Can you quote the records below in full, word for word?

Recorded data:
*** Block opens ***

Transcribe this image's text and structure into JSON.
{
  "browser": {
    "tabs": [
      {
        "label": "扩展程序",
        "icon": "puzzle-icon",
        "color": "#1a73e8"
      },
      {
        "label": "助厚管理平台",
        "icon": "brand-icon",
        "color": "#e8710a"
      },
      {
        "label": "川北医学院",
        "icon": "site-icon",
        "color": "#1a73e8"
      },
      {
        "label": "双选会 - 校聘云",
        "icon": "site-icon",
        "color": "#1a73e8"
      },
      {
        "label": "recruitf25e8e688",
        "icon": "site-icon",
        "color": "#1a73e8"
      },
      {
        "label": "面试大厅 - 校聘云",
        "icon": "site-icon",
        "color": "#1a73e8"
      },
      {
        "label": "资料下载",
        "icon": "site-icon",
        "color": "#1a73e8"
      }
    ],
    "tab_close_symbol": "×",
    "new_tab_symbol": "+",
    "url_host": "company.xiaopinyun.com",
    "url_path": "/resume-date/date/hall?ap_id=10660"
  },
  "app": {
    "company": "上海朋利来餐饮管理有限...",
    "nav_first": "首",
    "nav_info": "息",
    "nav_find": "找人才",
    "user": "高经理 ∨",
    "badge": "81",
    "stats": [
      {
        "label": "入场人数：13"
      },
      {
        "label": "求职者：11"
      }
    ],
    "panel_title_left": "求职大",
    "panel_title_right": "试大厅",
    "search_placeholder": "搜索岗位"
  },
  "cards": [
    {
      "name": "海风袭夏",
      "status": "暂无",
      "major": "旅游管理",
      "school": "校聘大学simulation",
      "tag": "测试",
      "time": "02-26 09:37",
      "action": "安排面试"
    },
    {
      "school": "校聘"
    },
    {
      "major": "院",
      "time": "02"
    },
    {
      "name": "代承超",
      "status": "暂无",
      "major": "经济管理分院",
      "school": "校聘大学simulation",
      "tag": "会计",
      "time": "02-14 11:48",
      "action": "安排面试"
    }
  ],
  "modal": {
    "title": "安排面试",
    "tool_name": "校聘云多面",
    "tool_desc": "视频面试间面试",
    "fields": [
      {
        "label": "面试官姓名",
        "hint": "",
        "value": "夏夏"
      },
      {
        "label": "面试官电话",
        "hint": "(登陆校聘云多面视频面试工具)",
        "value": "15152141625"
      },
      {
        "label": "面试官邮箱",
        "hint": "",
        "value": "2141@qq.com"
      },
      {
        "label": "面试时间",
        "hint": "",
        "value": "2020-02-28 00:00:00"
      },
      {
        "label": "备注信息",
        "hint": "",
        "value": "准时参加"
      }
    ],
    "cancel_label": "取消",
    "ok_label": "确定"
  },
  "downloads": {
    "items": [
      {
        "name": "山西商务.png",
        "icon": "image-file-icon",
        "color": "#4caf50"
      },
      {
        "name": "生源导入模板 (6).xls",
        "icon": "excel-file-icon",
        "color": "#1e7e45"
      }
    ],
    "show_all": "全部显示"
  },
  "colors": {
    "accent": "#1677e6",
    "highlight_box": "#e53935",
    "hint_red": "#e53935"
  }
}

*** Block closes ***

Answer box:
Transcribe this image's text and structure into JSON.
{
  "browser": {
    "tabs": [
      {
        "label": "扩展程序",
        "icon": "puzzle-icon",
        "color": "#1a73e8"
      },
      {
        "label": "助厚管理平台",
        "icon": "brand-icon",
        "color": "#e8710a"
      },
      {
        "label": "川北医学院",
        "icon": "site-icon",
        "color": "#1a73e8"
      },
      {
        "label": "双选会 - 校聘云",
        "icon": "site-icon",
        "color": "#1a73e8"
      },
      {
        "label": "recruitf25e8e688",
        "icon": "site-icon",
        "color": "#1a73e8"
      },
      {
        "label": "面试大厅 - 校聘云",
        "icon": "site-icon",
        "color": "#1a73e8"
      },
      {
        "label": "资料下载",
        "icon": "site-icon",
        "color": "#1a73e8"
      }
    ],
    "tab_close_symbol": "×",
    "new_tab_symbol": "+",
    "url_host": "company.xiaopinyun.com",
    "url_path": "/resume-date/date/hall?ap_id=10660"
  },
  "app": {
    "company": "上海朋利来餐饮管理有限...",
    "nav_first": "首",
    "nav_info": "息",
    "nav_find": "找人才",
    "user": "高经理 ∨",
    "badge": "81",
    "stats": [
      {
        "label": "入场人数：13"
      },
      {
        "label": "求职者：11"
      }
    ],
    "panel_title_left": "求职大",
    "panel_title_right": "试大厅",
    "search_placeholder": "搜索岗位"
  },
  "cards": [
    {
      "name": "海风袭夏",
      "status": "暂无",
      "major": "旅游管理",
      "school": "校聘大学simulation",
      "tag": "测试",
      "time": "02-26 09:37",
      "action": "安排面试"
    },
    {
      "school": "校聘"
    },
    {
      "major": "院",
      "time": "02"
    },
    {
      "name": "代承超",
      "status": "暂无",
      "major": "经济管理分院",
      "school": "校聘大学simulation",
      "tag": "会计",
      "time": "02-14 11:48",
      "action": "安排面试"
    }
  ],
  "modal": {
    "title": "安排面试",
    "tool_name": "校聘云多面",
    "tool_desc": "视频面试间面试",
    "fields": [
      {
        "label": "面试官姓名",
        "hint": "",
        "value": "夏夏"
      },
      {
        "label": "面试官电话",
        "hint": "(登陆校聘云多面视频面试工具)",
        "value": "15152141625"
      },
      {
        "label": "面试官邮箱",
        "hint": "",
        "value": "2141@qq.com"
      },
      {
        "label": "面试时间",
        "hint": "",
        "value": "2020-02-28 00:00:00"
      },
      {
        "label": "备注信息",
        "hint": "",
        "value": "准时参加"
      }
    ],
    "cancel_label": "取消",
    "ok_label": "确定"
  },
  "downloads": {
    "items": [
      {
        "name": "山西商务.png",
        "icon": "image-file-icon",
        "color": "#4caf50"
      },
      {
        "name": "生源导入模板 (6).xls",
        "icon": "excel-file-icon",
        "color": "#1e7e45"
      }
    ],
    "show_all": "全部显示"
  },
  "colors": {
    "accent": "#1677e6",
    "highlight_box": "#e53935",
    "hint_red": "#e53935"
  }
}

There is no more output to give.